Star Trek books, part 1: James Blish

2024-06-09 07:25:54

I am (slowly, I fear) working my way through the entire published corpus of Star Trek books. There are nearly a thousand–too many for me to recognize trends by looking at them all individually. I will collect my thoughts on some suitable subset of them (generally chronologically) periodically, in hopes of cutting the problem down to a more manageable size.

So, let's begin at the beginning. Early fanfic authors and zine editors say they wanted more Trek, and there wasn't any, so they made their own, and nearly six decades later fans are still at it. Eventually, the suits clued in and started publishing Star Trek novels by the shelf-full (and comics, movies, and everything else–but this is about the books), but at first, there were only James Blish's adaptations of the TV scripts on offer.

There are twelve numbered books, plus one extra:

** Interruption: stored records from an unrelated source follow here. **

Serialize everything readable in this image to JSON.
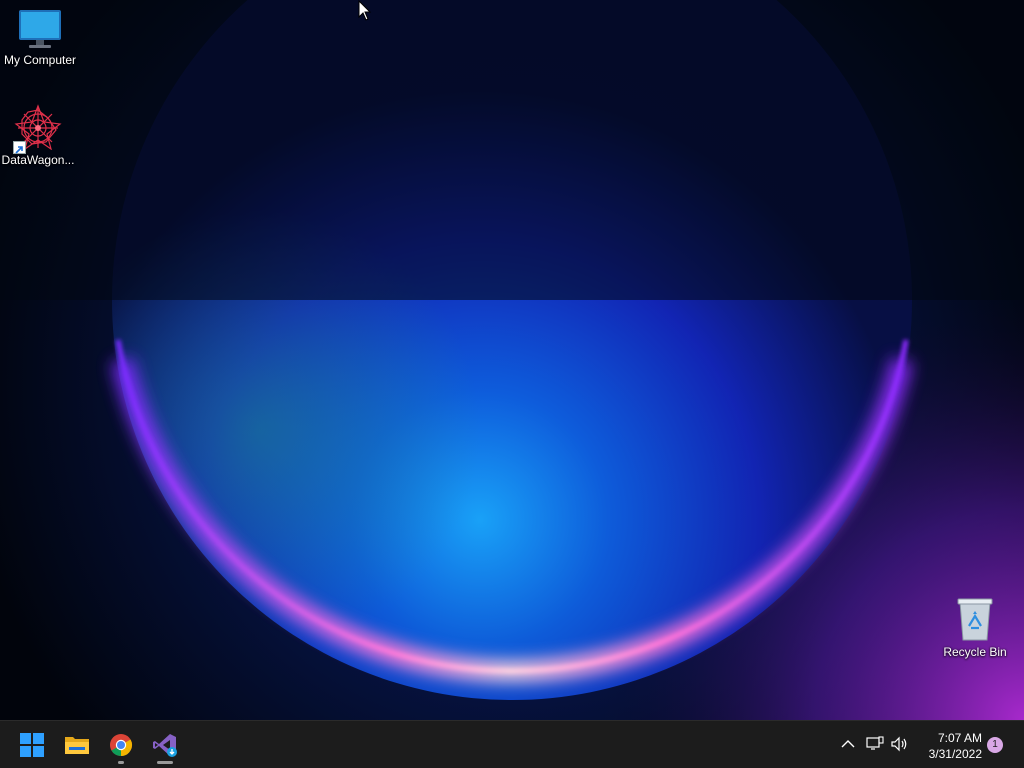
{
  "desktop": {
    "icons": [
      {
        "label": "My Computer",
        "icon": "monitor-icon"
      },
      {
        "label": "DataWagon...",
        "icon": "datawagon-app-icon"
      },
      {
        "label": "Recycle Bin",
        "icon": "recycle-bin-icon"
      }
    ]
  },
  "taskbar": {
    "pinned": [
      {
        "name": "Start",
        "icon": "windows-start-icon"
      },
      {
        "name": "File Explorer",
        "icon": "folder-icon"
      },
      {
        "name": "Google Chrome",
        "icon": "chrome-icon"
      },
      {
        "name": "Visual Studio Installer",
        "icon": "visual-studio-icon"
      }
    ],
    "tray": {
      "icons": [
        "chevron-up-icon",
        "network-icon",
        "volume-icon"
      ],
      "time": "7:07 AM",
      "date": "3/31/2022",
      "notification_count": "1"
    }
  },
  "colors": {
    "taskbar_bg": "#1c1c1c",
    "accent": "#0a84ff",
    "notification_badge": "#d9a8e6"
  }
}
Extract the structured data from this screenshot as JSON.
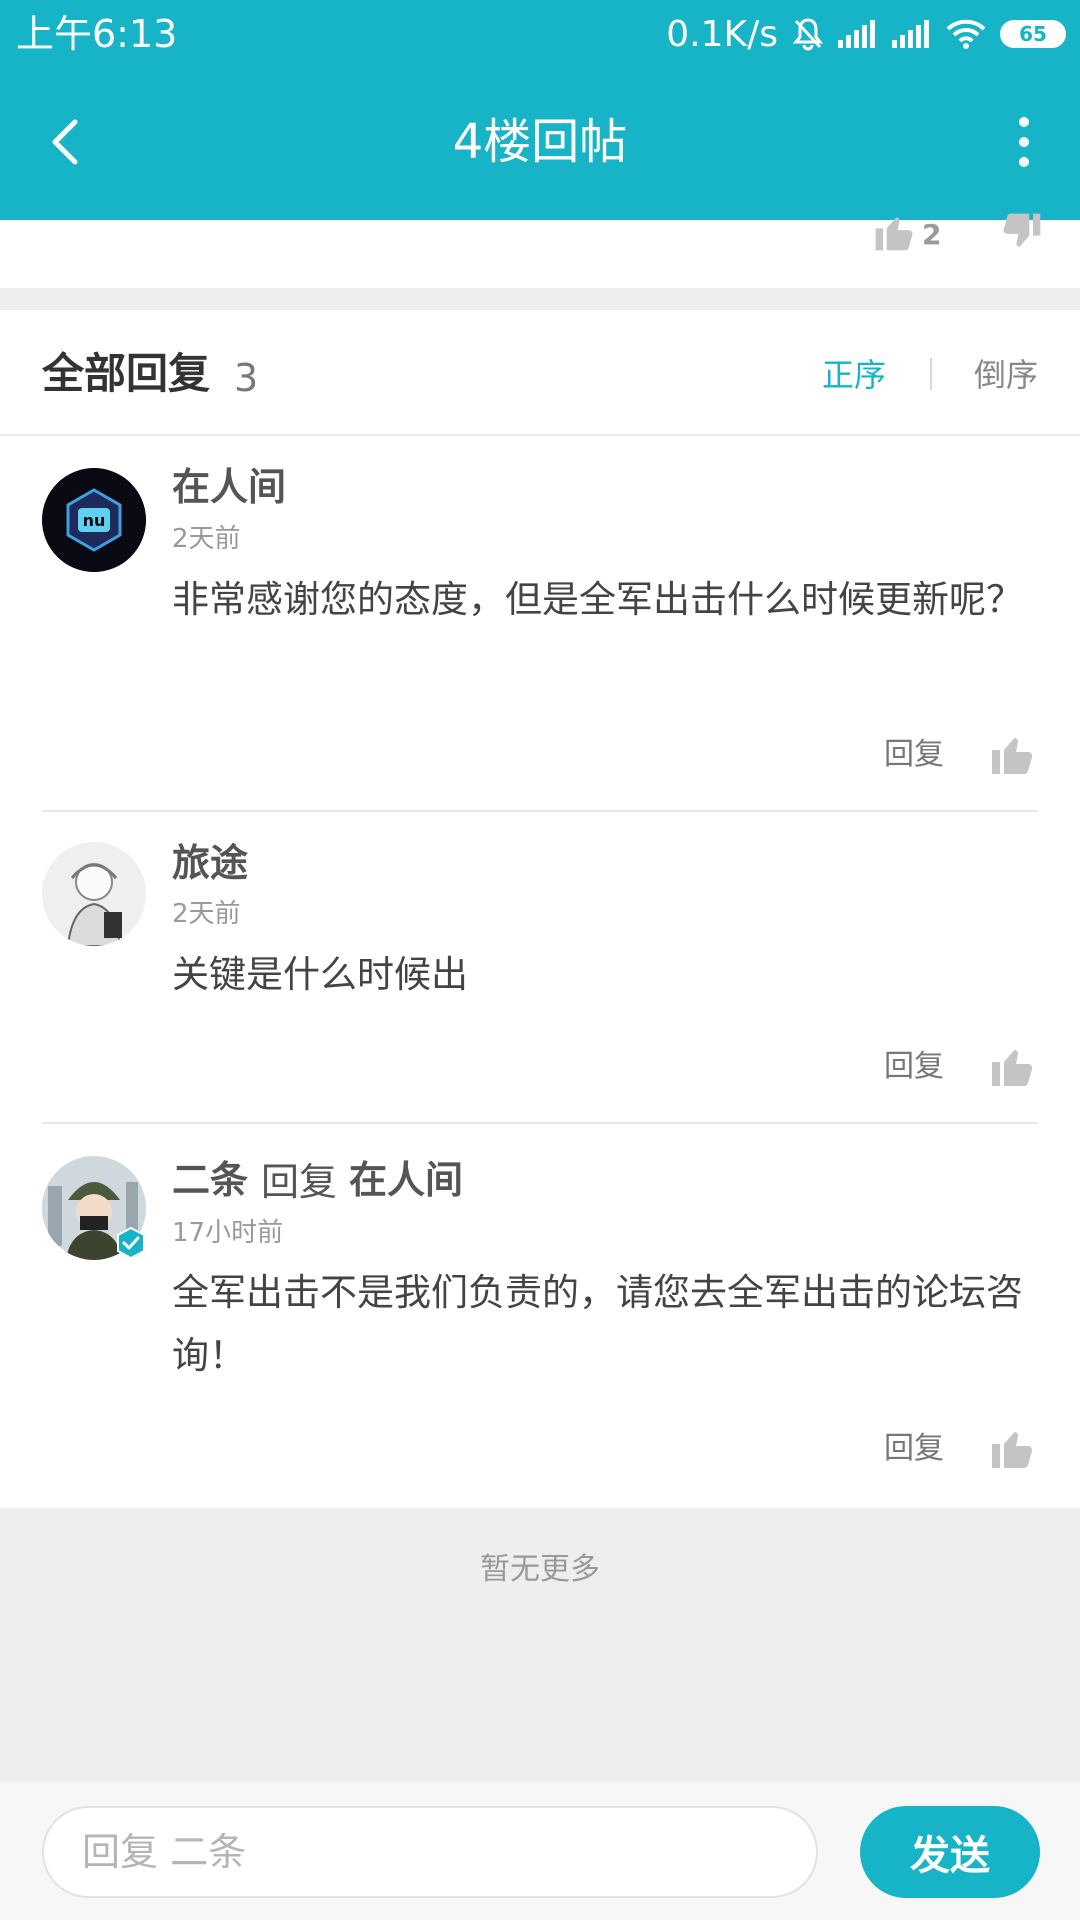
{
  "status_bar": {
    "time": "上午6:13",
    "net_speed": "0.1K/s",
    "battery": "65"
  },
  "header": {
    "title": "4楼回帖"
  },
  "post": {
    "likes": "2"
  },
  "replies_section": {
    "title": "全部回复",
    "count": "3",
    "sort_asc": "正序",
    "sort_desc": "倒序"
  },
  "replies": [
    {
      "user": "在人间",
      "time": "2天前",
      "content": "非常感谢您的态度，但是全军出击什么时候更新呢？",
      "reply_label": "回复"
    },
    {
      "user": "旅途",
      "time": "2天前",
      "content": "关键是什么时候出",
      "reply_label": "回复"
    },
    {
      "user": "二条",
      "reply_to_label": "回复",
      "reply_to_user": "在人间",
      "time": "17小时前",
      "content": "全军出击不是我们负责的，请您去全军出击的论坛咨询！",
      "reply_label": "回复"
    }
  ],
  "footer": {
    "no_more": "暂无更多"
  },
  "composer": {
    "placeholder": "回复 二条",
    "send_label": "发送"
  },
  "colors": {
    "accent": "#17b4c8",
    "background_gray": "#eeeeee"
  }
}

The final of these books includes an original story featuring Harry Mudd (in addition to adaptations of the two episodes he's in). Beginning with Star Trek 6, the books were actually written by Blish's wife, Judy (J. A. Lawrence), and her mother (Ketterer, 1987, p. 25), with Blish doing only "quality control" (Ayers, 2006, p. 9). I did enjoy the writing more in several of the later books–perhaps that's why.

Looking back over my notes, I'm surprised by how positive I was about them, overall. By the time I got through all of them and Alan Dean Foster's adaptations of Star Trek: The Animated Series too, I was really sick of reading novelizations, and it colored my memories of these.

Which isn't to say they're particularly good! They suffer from being straight adaptations of TV scripts, with very little in the way of added depth. They served as a barely adequate substitute for the episodes, I imagine, in a time before home video or streaming, but I guess at least half of the adaptations were outright bad, usually either because they adapted bad episodes or because they adapted episodes that were carried by the strength of the acting.

To boil it all down to a single recommendation: skip these. There were high points and low points, but you won't miss anything, and your time is better spent on other books.


Ayers, J. (2006). Voyages of Imagination: The Star Trek Fiction Companion. Pocket Books.
Ketterer, D. (1987). Imprisoned in a tesseract: the life and work of James Blish. Kent State University Press.